Dogs are social animals, they need stimulation and they want to know what’s going on in the world. If they are confined to the house or garden too long, they get bored which can lead to destructive behaviour. Even if your dog is active in the home/garden, he still needs another outlet for pent-up energy.
Don’t expect your dog to create his own exercise routine just because you’ve put him outside.
While letting your dog run around the garden or taking him to a dog park can be good exercise, it isn’t a substitute for walking. These activities don’t offer the same mental stimulation your dog gets by investigating every new sight, smell and sound when they go for a walk.

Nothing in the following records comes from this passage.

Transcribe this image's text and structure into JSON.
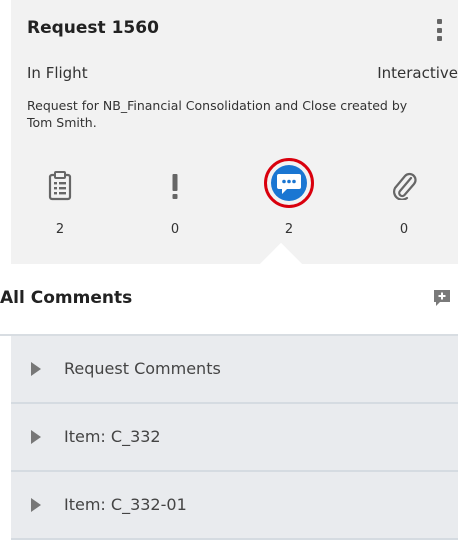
{
  "request": {
    "title": "Request 1560",
    "status": "In Flight",
    "mode": "Interactive",
    "description": "Request for NB_Financial Consolidation and Close created by Tom Smith."
  },
  "stats": [
    {
      "icon": "clipboard-icon",
      "count": "2"
    },
    {
      "icon": "exclamation-icon",
      "count": "0"
    },
    {
      "icon": "comment-icon",
      "count": "2"
    },
    {
      "icon": "paperclip-icon",
      "count": "0"
    }
  ],
  "comments": {
    "title": "All Comments",
    "sections": [
      {
        "label": "Request Comments"
      },
      {
        "label": "Item: C_332"
      },
      {
        "label": "Item: C_332-01"
      }
    ]
  },
  "colors": {
    "accent": "#1a76d2",
    "highlight_ring": "#d9000d"
  }
}
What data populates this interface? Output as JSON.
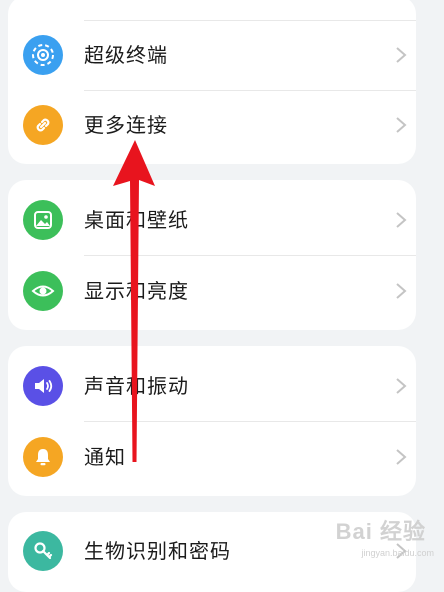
{
  "groups": [
    {
      "items": [
        {
          "label": "超级终端",
          "icon": "super-device-icon",
          "color": "#3aa0f0"
        },
        {
          "label": "更多连接",
          "icon": "link-icon",
          "color": "#f5a623"
        }
      ]
    },
    {
      "items": [
        {
          "label": "桌面和壁纸",
          "icon": "wallpaper-icon",
          "color": "#3cbf5a"
        },
        {
          "label": "显示和亮度",
          "icon": "eye-icon",
          "color": "#3cbf5a"
        }
      ]
    },
    {
      "items": [
        {
          "label": "声音和振动",
          "icon": "speaker-icon",
          "color": "#5a50e6"
        },
        {
          "label": "通知",
          "icon": "bell-icon",
          "color": "#f5a623"
        }
      ]
    },
    {
      "items": [
        {
          "label": "生物识别和密码",
          "icon": "key-icon",
          "color": "#3cb8a0"
        }
      ]
    }
  ],
  "annotation": {
    "arrow_color": "#e8141e"
  },
  "watermark": {
    "logo": "Bai 经验",
    "url": "jingyan.baidu.com"
  }
}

Behaviourists believe dogs that are taken for a daily walk are better behaved and are less likely to be destructive, obsessive or have separation/dominance issues.
You’ll benefit from having a well exercised dog, as tired dogs tend to behave better and you’ll help your dog avoid unnecessary weight gain.
Giving your dog a chance to see the wider world provides him with a mental health boost too. Covering fresh ground on a walk lets your dog investigate new and interesting things.
Dog need to walk
Dogs are social animals.
Dogs are naturally active.
Tired dogs behave better.
Daily walks prevent boredom.
Dogs don’t self entertain – they need stimulation.
Dogs need physical and mental stimulation every day.
Walking with humans gives the dog a sense of social order and structure.
Helps prevent depression.
Keeps your pet healthy, agile and limber.
Reduces instances of digestive problems and constipation.
Helps with social skills when encountering new dogs and people.
Good way to help a timid or fearful dog build confidence and trust.
Helps prevent boredom and channels the dog’s energy in a productive, acceptable direction.